As I said, this is an important book.


1. Though, I must confess, I am not entirely clear on what N. means by “absent” — unless she intends perhaps the “unnamed” or “assumed.” She has, for example, entries for Connus (Socrates’ music teacher mentioned in both the Euthydemus and Menexenus) as well as Damon, Miccus, and Anaxagoras among others who certainly are not “present” at the Platonic conversation unfolding.

2. Some might question the implication here that, in the strict/technical sense, Plato wrote within the genre of Socratic Logoi. Others will object that the author simply assigns the Greaters Hippias and Alcibiades, Rivals, Theages, Clitophon, and even the Lessers Hippias and Alcibiades and Hipparchus as spurious without explanation.

3. Similarly: 455 for 355 (p. 45) and 495 for 395 (p. 21).

4. LGNP2 1; PA/APF 13429; And. 1.47, 4.20; Dem. 21.147; Plut. Vit. Alc. 20; Pl. Chrm. 153a. See also: HCT 4 277-281 viz. 280-1 section 2; D.M. MacDowell, Andokides: On the Mysteries (Oxford 1962).

5. I have encountered one such gloss. S. White, “Thrasymachus the Diplomat,” CPh 90 (1995), 317ff. White erroneously identifies the pancratist with the political leader of the same name (Xen. Hell. 6.1, 4). The pancratist died while foolishly attempting to stay a cave-in (Paus. 6.5.8-9; Diod. 9.14.2), whereas a certain Poulyphron assassinated the statesman Poulydamas (Xen. Hell. 6.4.32).

6. I must declare, however, a keen interest and bias on this particular subject, as it is a specific topic I have researched for over a decade.
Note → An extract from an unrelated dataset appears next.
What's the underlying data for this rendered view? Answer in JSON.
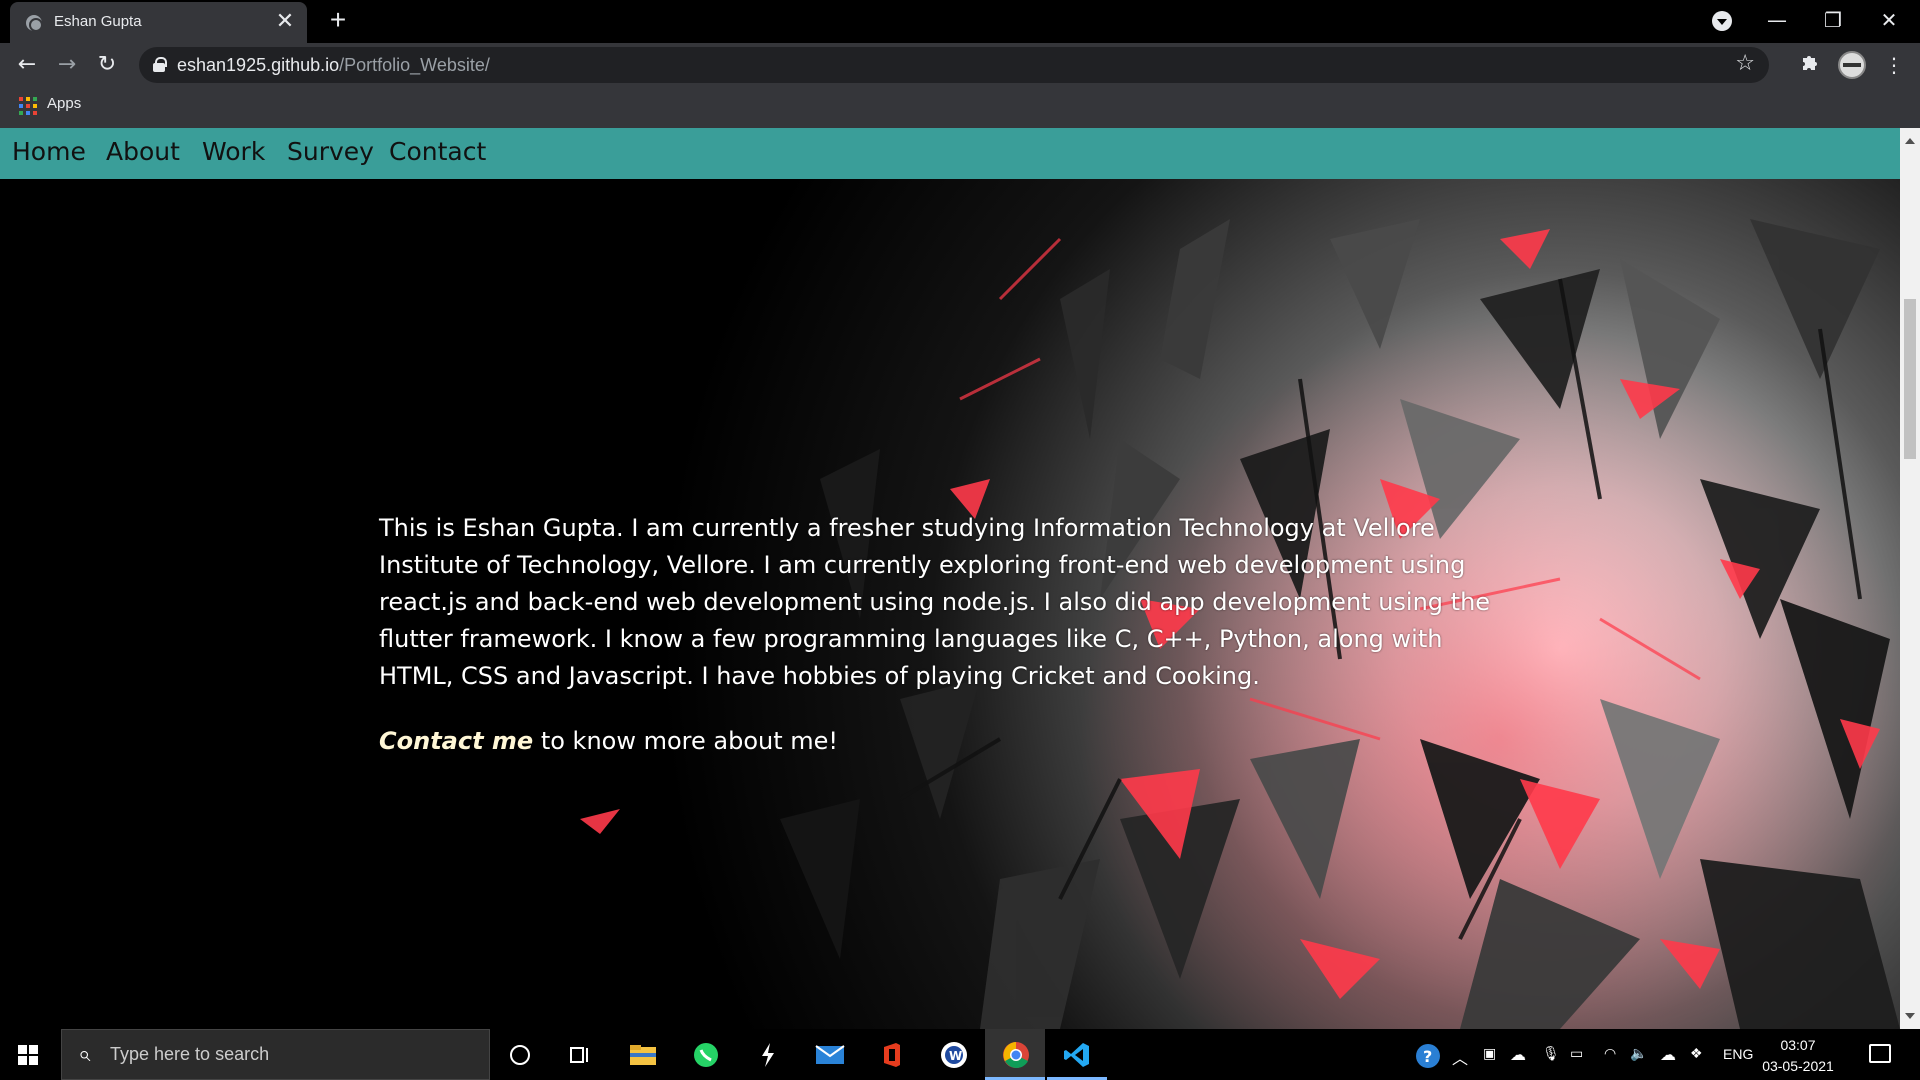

7. H.B. Mattingly, “The Date of Plato’s Symposium,” Phronesis 3 (1958) 31ff.; J.S. Morrison, “Four Notes of the Symposium,” CQ n.s. 14 (1962) 45-6; K.J. Dover, “The Date of Plato’s Symposium,” Phronesis 10 (1965) 2 ff.

8. J.S. Morrison, “Meno of Pharsalus, Polycrates, and Ismenias,” CQ (1942) 57 ff. The issue had been Plato’s reference at 91e to τὰ Πολυκράτους χρήματα by Ismenias of Thebes.